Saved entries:
▬▬▬▬▬▬▬▬▬▬

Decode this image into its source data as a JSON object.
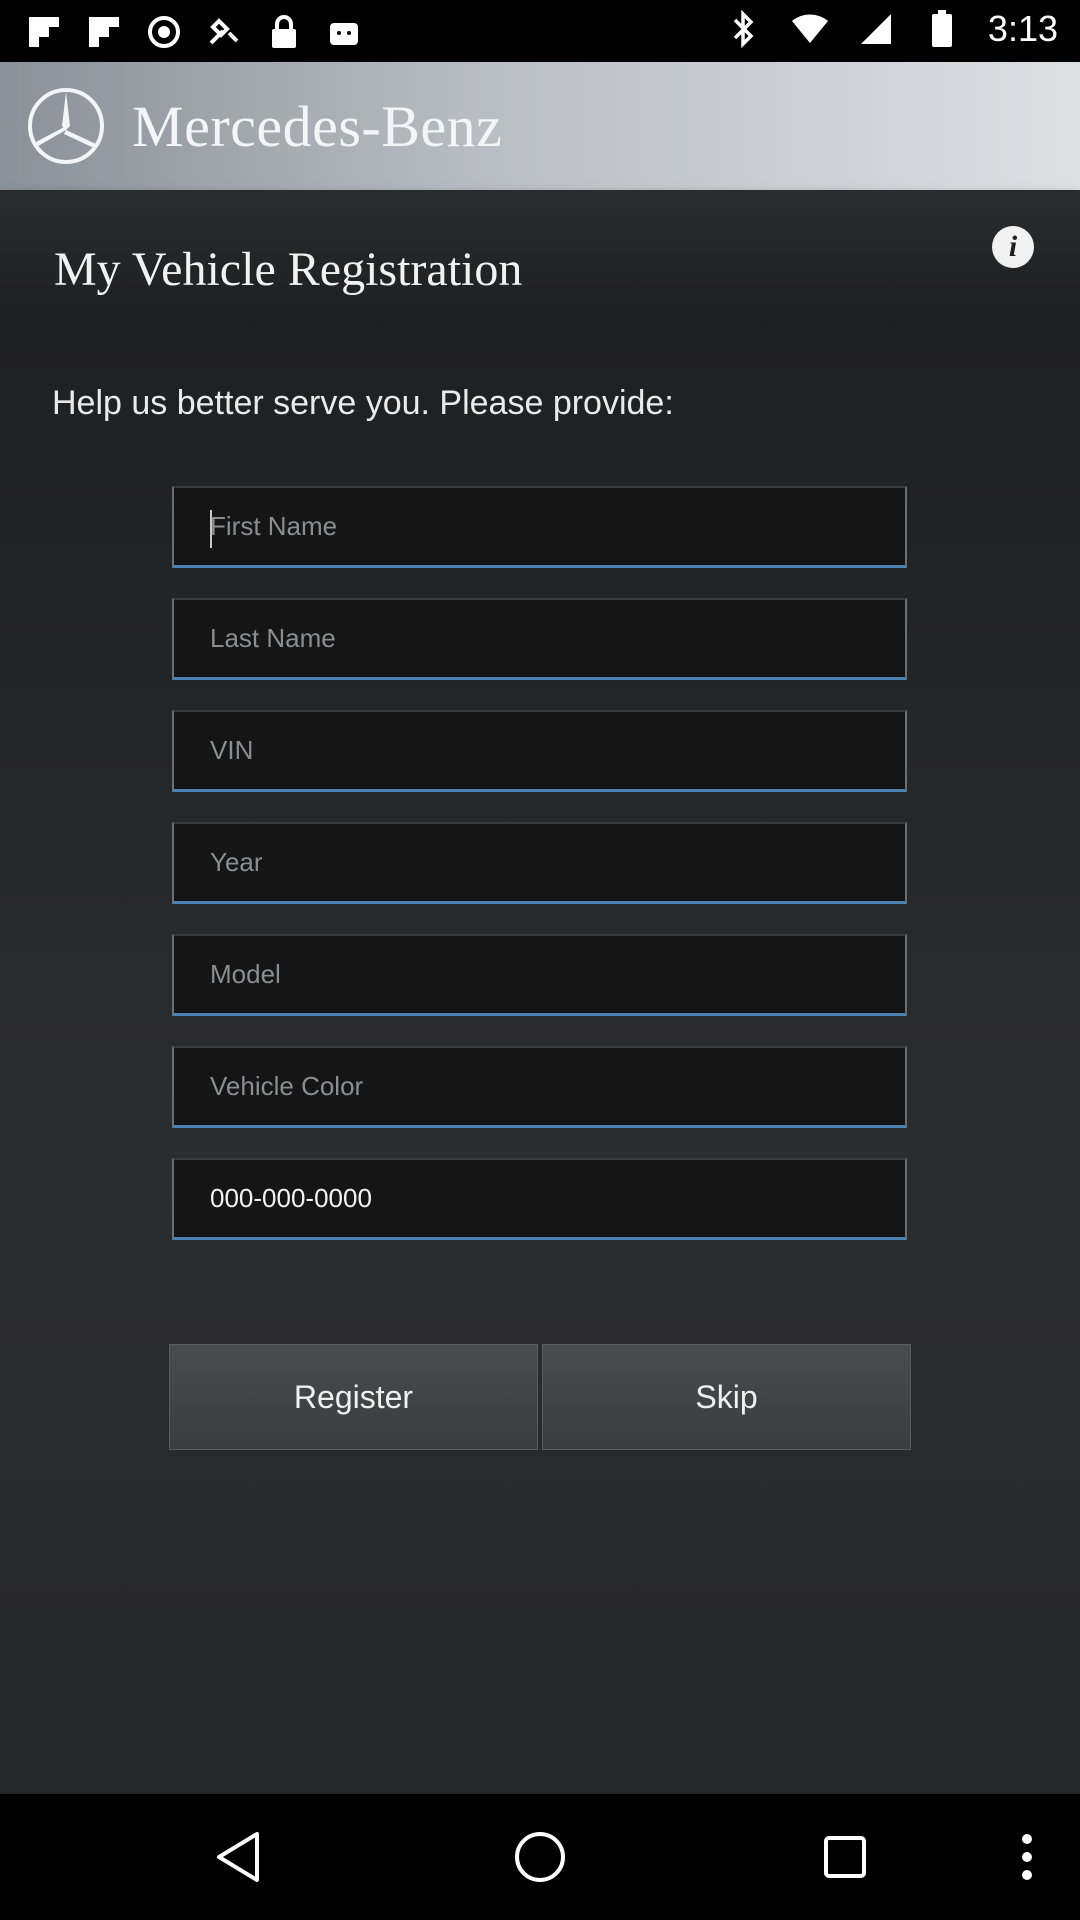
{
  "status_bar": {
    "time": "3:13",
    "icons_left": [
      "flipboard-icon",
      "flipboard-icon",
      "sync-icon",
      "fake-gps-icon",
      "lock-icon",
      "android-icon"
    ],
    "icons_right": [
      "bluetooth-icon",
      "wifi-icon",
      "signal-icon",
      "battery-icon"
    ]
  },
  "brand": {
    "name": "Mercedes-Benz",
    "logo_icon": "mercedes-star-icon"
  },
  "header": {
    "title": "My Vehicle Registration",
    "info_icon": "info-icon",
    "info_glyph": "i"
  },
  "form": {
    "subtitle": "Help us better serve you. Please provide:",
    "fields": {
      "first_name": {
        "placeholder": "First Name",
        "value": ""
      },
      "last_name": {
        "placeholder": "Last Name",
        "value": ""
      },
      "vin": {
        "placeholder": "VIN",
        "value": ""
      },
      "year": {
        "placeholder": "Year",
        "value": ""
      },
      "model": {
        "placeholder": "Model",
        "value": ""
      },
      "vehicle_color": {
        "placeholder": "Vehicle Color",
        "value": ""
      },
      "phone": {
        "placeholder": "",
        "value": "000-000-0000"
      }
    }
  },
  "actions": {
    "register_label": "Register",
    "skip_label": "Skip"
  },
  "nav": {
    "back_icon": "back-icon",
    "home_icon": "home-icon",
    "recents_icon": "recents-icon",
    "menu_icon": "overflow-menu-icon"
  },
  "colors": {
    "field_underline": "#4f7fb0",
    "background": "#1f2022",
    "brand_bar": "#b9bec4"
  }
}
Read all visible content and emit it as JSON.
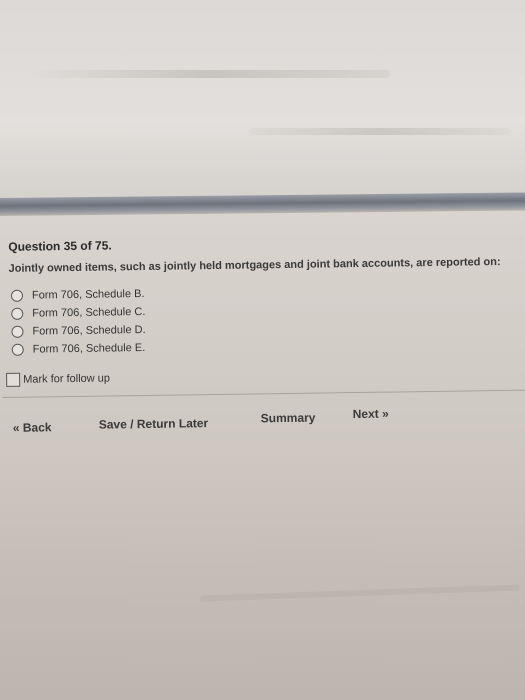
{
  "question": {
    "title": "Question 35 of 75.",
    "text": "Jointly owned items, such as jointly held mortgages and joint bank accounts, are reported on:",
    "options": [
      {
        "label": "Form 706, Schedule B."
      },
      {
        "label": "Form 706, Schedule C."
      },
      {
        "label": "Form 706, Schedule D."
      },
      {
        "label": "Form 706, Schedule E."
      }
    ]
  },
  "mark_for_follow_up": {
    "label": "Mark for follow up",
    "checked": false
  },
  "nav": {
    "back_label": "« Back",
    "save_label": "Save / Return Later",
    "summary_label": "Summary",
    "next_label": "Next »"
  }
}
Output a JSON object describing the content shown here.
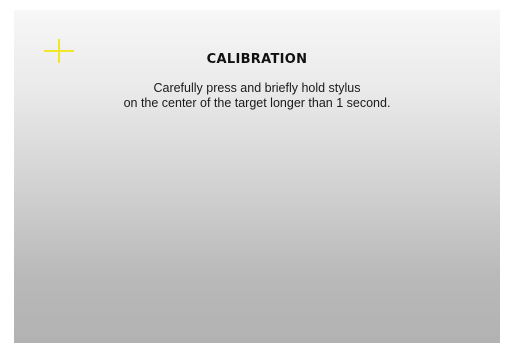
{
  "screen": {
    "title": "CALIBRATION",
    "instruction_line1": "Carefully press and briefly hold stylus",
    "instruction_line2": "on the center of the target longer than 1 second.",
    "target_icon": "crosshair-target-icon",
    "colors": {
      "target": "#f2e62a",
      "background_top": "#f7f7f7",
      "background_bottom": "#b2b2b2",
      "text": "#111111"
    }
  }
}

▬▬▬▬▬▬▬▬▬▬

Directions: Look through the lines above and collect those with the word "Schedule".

Solution to this problem:
        "label": "Form 706, Schedule B."
        "label": "Form 706, Schedule C."
        "label": "Form 706, Schedule D."
        "label": "Form 706, Schedule E."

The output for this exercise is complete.